'It does exist,' McCartney says on a BBC Radio 4 arts programme to be broadcast this week. Talking to John Wilson, the presenter of Front Row, the former Beatle confirms that he still has a master tape of the work and says he suspects that 'the time has come for it to get its moment'. 'I like it because it's the Beatles free, going off piste,' he adds.
*The piece was inspired, McCartney says, by the works of composers John Cage and Karlheinz Stockhausen. In his book Complete Beatles Recording Sessions, author Mark Lewisohn - who was played the track in 1987 - describes 'distorted, hypnotic drum and organ sounds, a distorted lead guitar, the sound of a church organ, various effects (water gargling was one) and, perhaps most intimidating of all, Lennon and McCartney screaming and bawling random phrases including "Are you all right?" and '"Barcelona!".' *
In the 40 years since 'Carnival of Light' was recorded by McCartney, Ringo Starr, George Harrison and John Lennon in the Abbey Road studios in London, its collection of disparate rhythms has become a kind of holy grail for Beatles obsessives.
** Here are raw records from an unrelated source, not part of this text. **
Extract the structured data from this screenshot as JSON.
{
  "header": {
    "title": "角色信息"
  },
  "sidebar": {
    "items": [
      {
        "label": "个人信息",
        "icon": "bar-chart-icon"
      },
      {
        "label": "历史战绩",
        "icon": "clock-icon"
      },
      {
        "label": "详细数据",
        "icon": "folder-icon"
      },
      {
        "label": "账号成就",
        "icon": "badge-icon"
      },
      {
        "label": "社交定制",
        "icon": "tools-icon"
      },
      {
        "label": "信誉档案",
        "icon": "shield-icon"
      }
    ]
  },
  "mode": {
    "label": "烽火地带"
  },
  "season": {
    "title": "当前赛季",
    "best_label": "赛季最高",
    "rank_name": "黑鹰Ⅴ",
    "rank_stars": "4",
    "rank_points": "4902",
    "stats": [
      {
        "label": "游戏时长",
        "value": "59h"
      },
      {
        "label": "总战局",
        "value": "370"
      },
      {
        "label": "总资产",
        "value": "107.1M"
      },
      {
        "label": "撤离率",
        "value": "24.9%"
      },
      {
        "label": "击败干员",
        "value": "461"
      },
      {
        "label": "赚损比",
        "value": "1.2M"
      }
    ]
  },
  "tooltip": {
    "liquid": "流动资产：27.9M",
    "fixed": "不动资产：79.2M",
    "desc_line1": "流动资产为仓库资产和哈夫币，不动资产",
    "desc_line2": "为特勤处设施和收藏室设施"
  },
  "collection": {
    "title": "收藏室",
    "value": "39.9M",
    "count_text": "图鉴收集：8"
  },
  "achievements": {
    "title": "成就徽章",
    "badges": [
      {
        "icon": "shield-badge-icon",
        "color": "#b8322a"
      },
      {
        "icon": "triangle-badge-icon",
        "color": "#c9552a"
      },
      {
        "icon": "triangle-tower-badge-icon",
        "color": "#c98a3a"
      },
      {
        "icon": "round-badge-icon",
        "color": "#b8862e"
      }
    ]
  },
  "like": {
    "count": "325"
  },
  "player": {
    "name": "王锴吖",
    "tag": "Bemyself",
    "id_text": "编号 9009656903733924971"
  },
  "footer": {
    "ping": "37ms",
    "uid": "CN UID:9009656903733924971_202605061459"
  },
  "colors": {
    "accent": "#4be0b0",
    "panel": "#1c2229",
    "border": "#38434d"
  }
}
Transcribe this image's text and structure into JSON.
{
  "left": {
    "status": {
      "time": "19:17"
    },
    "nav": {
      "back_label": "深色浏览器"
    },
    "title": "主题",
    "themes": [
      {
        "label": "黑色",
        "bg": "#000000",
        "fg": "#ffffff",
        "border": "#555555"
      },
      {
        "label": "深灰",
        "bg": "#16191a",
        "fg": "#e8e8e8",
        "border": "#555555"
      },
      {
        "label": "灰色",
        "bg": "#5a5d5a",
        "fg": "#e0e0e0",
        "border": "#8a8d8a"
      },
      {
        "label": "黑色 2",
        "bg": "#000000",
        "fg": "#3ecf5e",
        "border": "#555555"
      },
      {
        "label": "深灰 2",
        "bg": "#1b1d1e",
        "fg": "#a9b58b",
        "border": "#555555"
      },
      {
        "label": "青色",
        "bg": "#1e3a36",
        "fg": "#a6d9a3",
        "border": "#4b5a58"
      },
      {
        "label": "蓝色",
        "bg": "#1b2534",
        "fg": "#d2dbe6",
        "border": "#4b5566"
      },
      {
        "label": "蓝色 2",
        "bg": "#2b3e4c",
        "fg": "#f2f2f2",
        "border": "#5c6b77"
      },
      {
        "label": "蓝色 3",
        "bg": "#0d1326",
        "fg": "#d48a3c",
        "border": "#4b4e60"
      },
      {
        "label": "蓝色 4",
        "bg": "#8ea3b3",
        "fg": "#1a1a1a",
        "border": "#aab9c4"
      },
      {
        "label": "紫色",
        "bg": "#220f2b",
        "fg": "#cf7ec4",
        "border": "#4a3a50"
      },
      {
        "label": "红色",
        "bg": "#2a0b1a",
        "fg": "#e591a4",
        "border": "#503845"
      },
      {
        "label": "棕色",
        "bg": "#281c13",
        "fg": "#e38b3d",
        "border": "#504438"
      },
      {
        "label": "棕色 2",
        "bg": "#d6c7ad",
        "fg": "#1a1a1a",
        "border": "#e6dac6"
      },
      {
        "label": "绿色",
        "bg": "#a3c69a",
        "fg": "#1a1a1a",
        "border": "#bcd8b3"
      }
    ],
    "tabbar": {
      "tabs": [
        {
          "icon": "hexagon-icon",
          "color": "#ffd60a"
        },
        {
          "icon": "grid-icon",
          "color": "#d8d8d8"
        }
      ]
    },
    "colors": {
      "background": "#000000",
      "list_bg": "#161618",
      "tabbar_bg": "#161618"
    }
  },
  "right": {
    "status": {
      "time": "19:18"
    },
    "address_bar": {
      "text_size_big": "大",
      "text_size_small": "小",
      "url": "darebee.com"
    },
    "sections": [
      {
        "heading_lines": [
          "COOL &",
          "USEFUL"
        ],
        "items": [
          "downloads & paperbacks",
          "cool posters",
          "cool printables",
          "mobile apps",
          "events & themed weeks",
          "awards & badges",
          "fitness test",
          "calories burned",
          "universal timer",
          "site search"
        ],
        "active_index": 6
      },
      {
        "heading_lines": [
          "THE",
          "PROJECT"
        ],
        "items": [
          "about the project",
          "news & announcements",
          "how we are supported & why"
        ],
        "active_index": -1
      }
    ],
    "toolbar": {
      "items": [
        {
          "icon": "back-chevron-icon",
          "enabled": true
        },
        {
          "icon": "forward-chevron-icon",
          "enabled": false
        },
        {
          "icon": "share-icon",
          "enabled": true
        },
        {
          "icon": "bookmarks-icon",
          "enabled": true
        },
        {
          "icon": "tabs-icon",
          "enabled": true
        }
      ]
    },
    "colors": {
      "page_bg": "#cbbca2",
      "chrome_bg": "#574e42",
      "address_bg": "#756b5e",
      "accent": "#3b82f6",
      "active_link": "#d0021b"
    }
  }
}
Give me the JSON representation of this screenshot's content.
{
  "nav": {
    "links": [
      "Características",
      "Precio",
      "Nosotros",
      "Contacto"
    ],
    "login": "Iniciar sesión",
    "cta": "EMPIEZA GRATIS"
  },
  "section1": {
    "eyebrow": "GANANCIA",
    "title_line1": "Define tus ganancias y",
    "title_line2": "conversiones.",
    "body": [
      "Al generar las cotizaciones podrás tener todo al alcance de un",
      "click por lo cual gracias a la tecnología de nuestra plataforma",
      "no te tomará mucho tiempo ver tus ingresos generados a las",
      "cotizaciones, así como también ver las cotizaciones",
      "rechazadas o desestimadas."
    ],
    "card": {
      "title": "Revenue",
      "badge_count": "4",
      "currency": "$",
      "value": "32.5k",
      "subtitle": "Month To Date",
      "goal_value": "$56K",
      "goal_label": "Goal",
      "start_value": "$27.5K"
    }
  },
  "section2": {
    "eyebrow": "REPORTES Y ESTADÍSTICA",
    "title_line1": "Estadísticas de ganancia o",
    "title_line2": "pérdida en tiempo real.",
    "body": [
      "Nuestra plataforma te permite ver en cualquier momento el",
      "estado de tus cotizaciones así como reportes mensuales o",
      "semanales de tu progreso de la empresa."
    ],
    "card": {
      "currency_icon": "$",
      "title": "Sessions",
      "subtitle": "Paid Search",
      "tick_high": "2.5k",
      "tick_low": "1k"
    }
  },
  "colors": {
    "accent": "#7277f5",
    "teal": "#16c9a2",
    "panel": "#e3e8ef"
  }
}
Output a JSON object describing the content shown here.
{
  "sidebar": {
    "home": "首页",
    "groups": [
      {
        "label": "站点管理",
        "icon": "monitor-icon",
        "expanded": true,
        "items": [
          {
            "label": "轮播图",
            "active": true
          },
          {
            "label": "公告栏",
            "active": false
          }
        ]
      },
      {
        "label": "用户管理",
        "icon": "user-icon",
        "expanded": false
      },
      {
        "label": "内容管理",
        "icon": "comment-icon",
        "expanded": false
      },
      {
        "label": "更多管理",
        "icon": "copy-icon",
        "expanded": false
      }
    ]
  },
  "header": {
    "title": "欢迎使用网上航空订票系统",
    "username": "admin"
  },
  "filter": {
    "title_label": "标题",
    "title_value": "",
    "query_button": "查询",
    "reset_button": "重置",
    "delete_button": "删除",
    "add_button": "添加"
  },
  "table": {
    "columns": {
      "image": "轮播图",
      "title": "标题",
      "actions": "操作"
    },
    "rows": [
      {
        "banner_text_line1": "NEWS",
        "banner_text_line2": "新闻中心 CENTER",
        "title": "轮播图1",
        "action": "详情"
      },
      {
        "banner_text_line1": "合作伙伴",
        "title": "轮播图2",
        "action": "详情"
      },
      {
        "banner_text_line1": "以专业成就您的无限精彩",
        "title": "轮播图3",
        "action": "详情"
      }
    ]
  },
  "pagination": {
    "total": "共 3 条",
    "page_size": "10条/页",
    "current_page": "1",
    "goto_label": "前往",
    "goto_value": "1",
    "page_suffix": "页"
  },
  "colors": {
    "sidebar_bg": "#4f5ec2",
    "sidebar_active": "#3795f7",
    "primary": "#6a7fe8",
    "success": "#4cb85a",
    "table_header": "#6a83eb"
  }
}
The track was put together on 5 January 1967, in between working on the vocals for the song 'Penny Lane'.
A video response to Carnival of Light~ Opus 002
Coincidentally, McCartney played some of his Fireman compositions at the reopened Roundhouse venue last year during the Electric Proms. 'With the Fireman you're in disguise,' he told Observer Music Monthly.
His pseudonym may have been taken from the lyric of 'Penny Lane' where a fireman 'rushes in from the pouring rain' and could also be a nod to his father, Jim McCartney, a firewatcher on the Liverpool docks in the Second World War.
• John Wilson's interview with Paul McCartney can be heard on Front Row, Radio 4, on Thursday
HA! Let's hope this track doesn't sound something- too scary, like Yoko Ono's avant garde, music. Sorry Yoko,. I'm just not fond of your music. I can't wait another day Paull!!!! give us a clue, a snippet, I'll find it! What will the critic's think? -Muhahahaha!